Support for local businesses also rose. Consumers believed that local sourced food was safer and helped to minimise their carbon footprint, according to the Capgemini Research Institute. Plus, consumers wanted to support their local community and come together in a time of need.
Additionally, food waste has decreased. 51% of people are planning meals more carefully and using their leftovers more eﬃciently. For more information about how coronavirus has impacted our food waste, read our fourth article in our series about how working from home has impacted our sustainability.
Spending more time in nature
Due to restrictions, spending time in nature became a solitude. A National Trust survey found that a third of UK adults have become more interested in nature and two thirds wanted to make it a habit because it improved their mood. Perhaps this new respect for nature is behind the recent change in attitude to live an eco-friendly life.
Further positive shifts include cooking from scratch, spending quality time with family and socialising virtually. Rather than focusing on purchasing goods, consumers have been expressing gratitude for what they already have, like their health and family.
Although our consumer habits are improving, most of our daily routine is happening online at the moment so it’s not surprising that our energy bills are going up.
Breaking up with fast fashion

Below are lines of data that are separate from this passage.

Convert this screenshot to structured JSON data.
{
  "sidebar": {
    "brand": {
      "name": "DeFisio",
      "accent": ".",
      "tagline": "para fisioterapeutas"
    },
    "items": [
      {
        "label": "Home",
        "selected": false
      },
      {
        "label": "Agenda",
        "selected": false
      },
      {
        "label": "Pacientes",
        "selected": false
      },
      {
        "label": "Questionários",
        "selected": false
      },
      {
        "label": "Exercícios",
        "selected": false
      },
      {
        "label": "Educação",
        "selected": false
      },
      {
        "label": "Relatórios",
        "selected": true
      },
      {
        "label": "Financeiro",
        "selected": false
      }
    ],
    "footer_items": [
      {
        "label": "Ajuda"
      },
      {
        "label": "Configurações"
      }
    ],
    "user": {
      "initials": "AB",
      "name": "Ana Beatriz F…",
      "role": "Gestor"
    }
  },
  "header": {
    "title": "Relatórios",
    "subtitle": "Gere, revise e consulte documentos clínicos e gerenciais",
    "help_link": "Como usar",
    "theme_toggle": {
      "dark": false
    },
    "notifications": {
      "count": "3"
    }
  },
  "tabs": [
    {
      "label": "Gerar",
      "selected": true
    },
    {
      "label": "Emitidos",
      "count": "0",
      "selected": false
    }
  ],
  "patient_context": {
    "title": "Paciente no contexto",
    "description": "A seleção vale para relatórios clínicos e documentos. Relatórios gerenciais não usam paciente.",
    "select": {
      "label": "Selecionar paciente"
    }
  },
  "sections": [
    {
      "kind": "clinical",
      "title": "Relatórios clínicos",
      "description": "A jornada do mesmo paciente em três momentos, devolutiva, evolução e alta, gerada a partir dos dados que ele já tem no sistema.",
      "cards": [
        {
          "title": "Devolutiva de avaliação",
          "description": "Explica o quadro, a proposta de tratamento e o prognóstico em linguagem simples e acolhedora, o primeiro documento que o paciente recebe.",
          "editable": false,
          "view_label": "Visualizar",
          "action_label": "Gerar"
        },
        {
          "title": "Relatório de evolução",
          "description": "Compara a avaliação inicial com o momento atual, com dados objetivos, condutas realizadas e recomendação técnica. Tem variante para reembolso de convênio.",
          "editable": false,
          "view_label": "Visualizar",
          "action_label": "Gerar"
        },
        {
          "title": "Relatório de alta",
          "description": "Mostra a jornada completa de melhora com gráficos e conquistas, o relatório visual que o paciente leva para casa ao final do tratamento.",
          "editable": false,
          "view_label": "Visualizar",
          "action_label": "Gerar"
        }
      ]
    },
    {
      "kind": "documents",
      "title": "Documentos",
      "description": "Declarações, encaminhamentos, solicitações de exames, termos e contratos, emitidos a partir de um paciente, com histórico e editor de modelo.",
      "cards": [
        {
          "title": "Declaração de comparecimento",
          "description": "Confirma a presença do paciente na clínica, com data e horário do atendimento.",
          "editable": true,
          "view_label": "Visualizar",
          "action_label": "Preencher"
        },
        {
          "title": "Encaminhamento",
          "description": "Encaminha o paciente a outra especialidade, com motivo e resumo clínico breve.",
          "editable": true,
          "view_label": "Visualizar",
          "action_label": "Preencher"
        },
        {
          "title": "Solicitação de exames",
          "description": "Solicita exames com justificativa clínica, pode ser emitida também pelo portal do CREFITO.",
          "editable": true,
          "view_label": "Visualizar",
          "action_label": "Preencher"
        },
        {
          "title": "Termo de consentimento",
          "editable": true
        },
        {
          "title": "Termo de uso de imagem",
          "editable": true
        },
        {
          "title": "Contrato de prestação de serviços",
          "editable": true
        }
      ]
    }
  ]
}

Fashion is one of the biggest industries with the lowest sustainability factor. It produces 20% of global wastewater and 10% of global carbon emissions. However, throw it away culture is out and outﬁt repeating is in! With social occasions at an all-time low, loungewear and pyjamas have taken centre stage. Demand for fashion has slowed and with physical shops closed, consumers are less tempted by window shopping. This period of time has actually allowed for reﬂection and spending more time at home has forced many of us to de-clutter and question “do I really need another pair of jeans?”.
Vogue highlighted the crazy and frankly, unnecessary statistics of the fashion industry: “the fashion industry produces 100 billion garments, and we buy roughly 80 billion. The remaining 20 billion are burned, shredded, or buried”. Although thrift shopping was beginning to take oﬀ, the pandemic put a stop to in-person second-hand shopping. That’s where technology wins again with the likes of Depop and eBay, making it easy to thrift from our home.

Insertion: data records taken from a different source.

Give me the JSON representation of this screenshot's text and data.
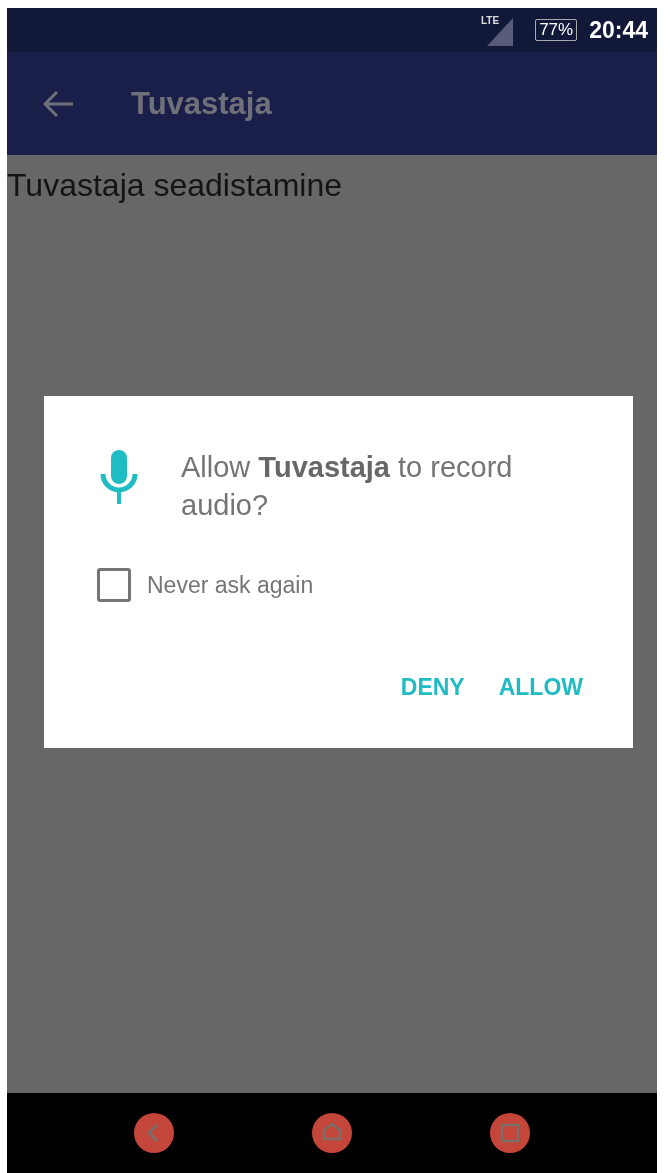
{
  "status_bar": {
    "network": "LTE",
    "battery": "77%",
    "time": "20:44"
  },
  "app_bar": {
    "title": "Tuvastaja"
  },
  "content": {
    "heading": "Tuvastaja seadistamine"
  },
  "dialog": {
    "message": "Allow **Tuvastaja** to record audio?",
    "checkbox": {
      "label": "Never ask again",
      "checked": false
    },
    "buttons": [
      {
        "label": "DENY"
      },
      {
        "label": "ALLOW"
      }
    ]
  }
}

Not only do consumers simply not need any new clothes, but they’re also beginning to consciously acknowledge that being kind to the planet is more important. According to Helen Dickinson, chief executive of the British Retail Consortium, “COVID-19 has led to 2020 being the worst year on record for retail sales growth”. The Standard further revealed that total retail sales fell 0.3% in 2020 compared to 2019. Of course, the closure of physical shops has impacted the statistics as 80% of transactions in the fashion industry happen in store, but consumer attitude has a prevalent role to play.

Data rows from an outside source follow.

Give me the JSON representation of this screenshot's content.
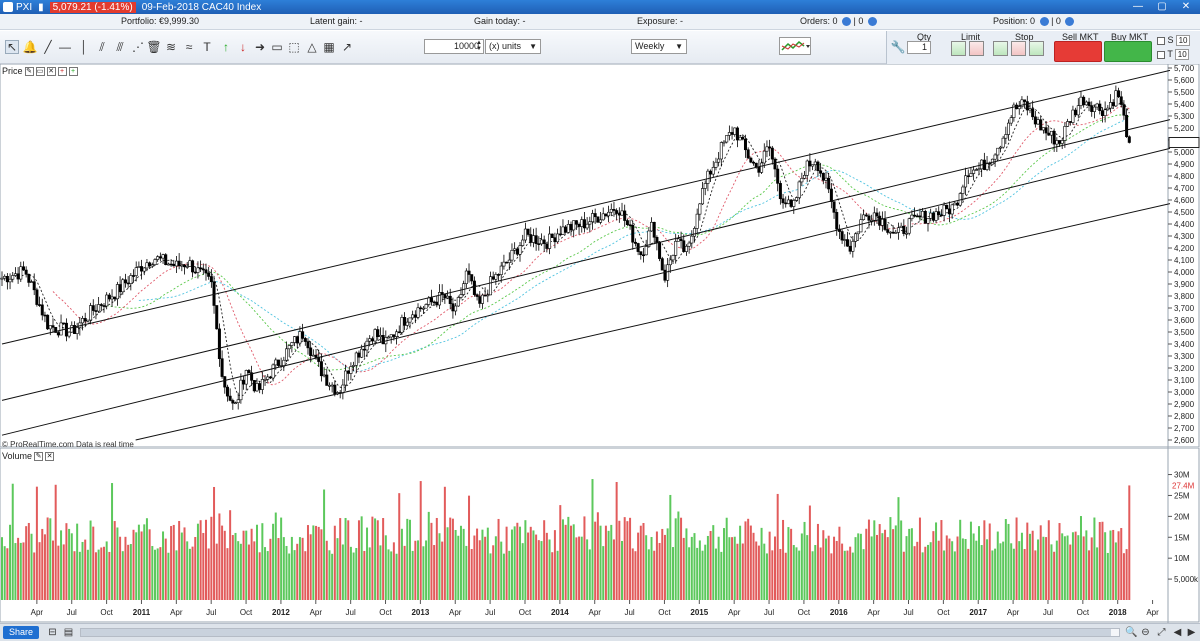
{
  "titlebar": {
    "symbol": "PXI",
    "change": "5,079.21 (-1.41%)",
    "title": "09-Feb-2018 CAC40 Index"
  },
  "status": {
    "portfolio": "Portfolio: €9,999.30",
    "latent_gain": "Latent gain: -",
    "gain_today": "Gain today: -",
    "exposure": "Exposure: -",
    "orders": "Orders: 0",
    "orders_sep": "| 0",
    "position": "Position: 0",
    "position_sep": "| 0"
  },
  "toolbar": {
    "quantity": "10000",
    "units": "(x) units",
    "period": "Weekly"
  },
  "trade": {
    "qty_label": "Qty",
    "qty_value": "1",
    "limit_label": "Limit",
    "stop_label": "Stop",
    "sell_label": "Sell MKT",
    "buy_label": "Buy MKT",
    "s_label": "S",
    "t_label": "T",
    "s_value": "10",
    "t_value": "10"
  },
  "panels": {
    "price_label": "Price",
    "volume_label": "Volume",
    "footer": "© ProRealTime.com  Data is real time"
  },
  "share_label": "Share",
  "chart_data": [
    {
      "type": "candlestick",
      "title": "CAC40 Index (Weekly)",
      "y_ticks": [
        "5,700",
        "5,600",
        "5,500",
        "5,400",
        "5,300",
        "5,200",
        "5,100",
        "5,000",
        "4,900",
        "4,800",
        "4,700",
        "4,600",
        "4,500",
        "4,400",
        "4,300",
        "4,200",
        "4,100",
        "4,000",
        "3,900",
        "3,800",
        "3,700",
        "3,600",
        "3,500",
        "3,400",
        "3,300",
        "3,200",
        "3,100",
        "3,000",
        "2,900",
        "2,800",
        "2,700",
        "2,600"
      ],
      "ylim": [
        2600,
        5700
      ],
      "last_close": 5079.21,
      "x_ticks": [
        "Apr",
        "Jul",
        "Oct",
        "2011",
        "Apr",
        "Jul",
        "Oct",
        "2012",
        "Apr",
        "Jul",
        "Oct",
        "2013",
        "Apr",
        "Jul",
        "Oct",
        "2014",
        "Apr",
        "Jul",
        "Oct",
        "2015",
        "Apr",
        "Jul",
        "Oct",
        "2016",
        "Apr",
        "Jul",
        "Oct",
        "2017",
        "Apr",
        "Jul",
        "Oct",
        "2018",
        "Apr"
      ],
      "anchors": [
        [
          "2010-01",
          3950
        ],
        [
          "2010-03",
          4010
        ],
        [
          "2010-05",
          3550
        ],
        [
          "2010-07",
          3500
        ],
        [
          "2010-09",
          3700
        ],
        [
          "2010-11",
          3850
        ],
        [
          "2011-01",
          4050
        ],
        [
          "2011-02",
          4120
        ],
        [
          "2011-04",
          4050
        ],
        [
          "2011-05",
          4080
        ],
        [
          "2011-07",
          3900
        ],
        [
          "2011-08",
          3100
        ],
        [
          "2011-09",
          2850
        ],
        [
          "2011-10",
          3200
        ],
        [
          "2011-11",
          3000
        ],
        [
          "2011-12",
          3150
        ],
        [
          "2012-02",
          3400
        ],
        [
          "2012-03",
          3500
        ],
        [
          "2012-04",
          3250
        ],
        [
          "2012-05",
          3100
        ],
        [
          "2012-06",
          3000
        ],
        [
          "2012-07",
          3250
        ],
        [
          "2012-09",
          3500
        ],
        [
          "2012-10",
          3400
        ],
        [
          "2012-12",
          3650
        ],
        [
          "2013-02",
          3750
        ],
        [
          "2013-03",
          3800
        ],
        [
          "2013-04",
          3650
        ],
        [
          "2013-05",
          4000
        ],
        [
          "2013-06",
          3700
        ],
        [
          "2013-07",
          3900
        ],
        [
          "2013-09",
          4150
        ],
        [
          "2013-10",
          4300
        ],
        [
          "2013-12",
          4250
        ],
        [
          "2014-01",
          4350
        ],
        [
          "2014-03",
          4400
        ],
        [
          "2014-05",
          4500
        ],
        [
          "2014-06",
          4550
        ],
        [
          "2014-08",
          4150
        ],
        [
          "2014-09",
          4400
        ],
        [
          "2014-10",
          3950
        ],
        [
          "2014-11",
          4250
        ],
        [
          "2014-12",
          4150
        ],
        [
          "2015-01",
          4600
        ],
        [
          "2015-02",
          4850
        ],
        [
          "2015-03",
          5050
        ],
        [
          "2015-04",
          5200
        ],
        [
          "2015-05",
          5000
        ],
        [
          "2015-06",
          4850
        ],
        [
          "2015-07",
          5050
        ],
        [
          "2015-08",
          4650
        ],
        [
          "2015-09",
          4500
        ],
        [
          "2015-10",
          4850
        ],
        [
          "2015-11",
          4950
        ],
        [
          "2015-12",
          4700
        ],
        [
          "2016-01",
          4350
        ],
        [
          "2016-02",
          4200
        ],
        [
          "2016-03",
          4450
        ],
        [
          "2016-04",
          4500
        ],
        [
          "2016-05",
          4400
        ],
        [
          "2016-06",
          4300
        ],
        [
          "2016-07",
          4400
        ],
        [
          "2016-08",
          4450
        ],
        [
          "2016-09",
          4480
        ],
        [
          "2016-10",
          4500
        ],
        [
          "2016-11",
          4550
        ],
        [
          "2016-12",
          4850
        ],
        [
          "2017-01",
          4850
        ],
        [
          "2017-02",
          4950
        ],
        [
          "2017-03",
          5100
        ],
        [
          "2017-04",
          5350
        ],
        [
          "2017-05",
          5400
        ],
        [
          "2017-06",
          5250
        ],
        [
          "2017-07",
          5150
        ],
        [
          "2017-08",
          5080
        ],
        [
          "2017-09",
          5300
        ],
        [
          "2017-10",
          5450
        ],
        [
          "2017-11",
          5380
        ],
        [
          "2017-12",
          5350
        ],
        [
          "2018-01",
          5500
        ],
        [
          "2018-02",
          5079
        ]
      ]
    },
    {
      "type": "bar",
      "title": "Volume",
      "y_ticks": [
        "30M",
        "25M",
        "20M",
        "15M",
        "10M",
        "5,000k"
      ],
      "ylim": [
        0,
        33000000
      ],
      "last_value_label": "27.4M"
    }
  ]
}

The pandemic also highlighted the unethical working conditions of many mainstream brands. The ethical awakening led many consumers to boycott their previously favourite brands. For example, billions of orders from Bangladeshi supplies were cancelled and 72.4% of suppliers said they were “unable to provide their workers with some income when furloughed, and 80.4% said they were unable to provide severance pay when order cancelations resulted in worker dismissals” according to Elle. Consumers were outraged and the reality of their wardrobe struck. Therefore, consumer attitude has changed from one of retail therapy to the preference of essential items to both survive, and improve wellbeing in this crazy time we ﬁnd ourselves in.
Are these changes the new norm?
Although consumers have become more ethical during lockdown, whether these changes become the new norm is yet to be revealed. But Karine Trinquetel from Kantar’s sustainable transformation unit believes they will. She told the BBC, “people’s views on sustainability have become reinforced, even accelerated. We are at a tipping point. All around the world, people are expressing an appetite for change.”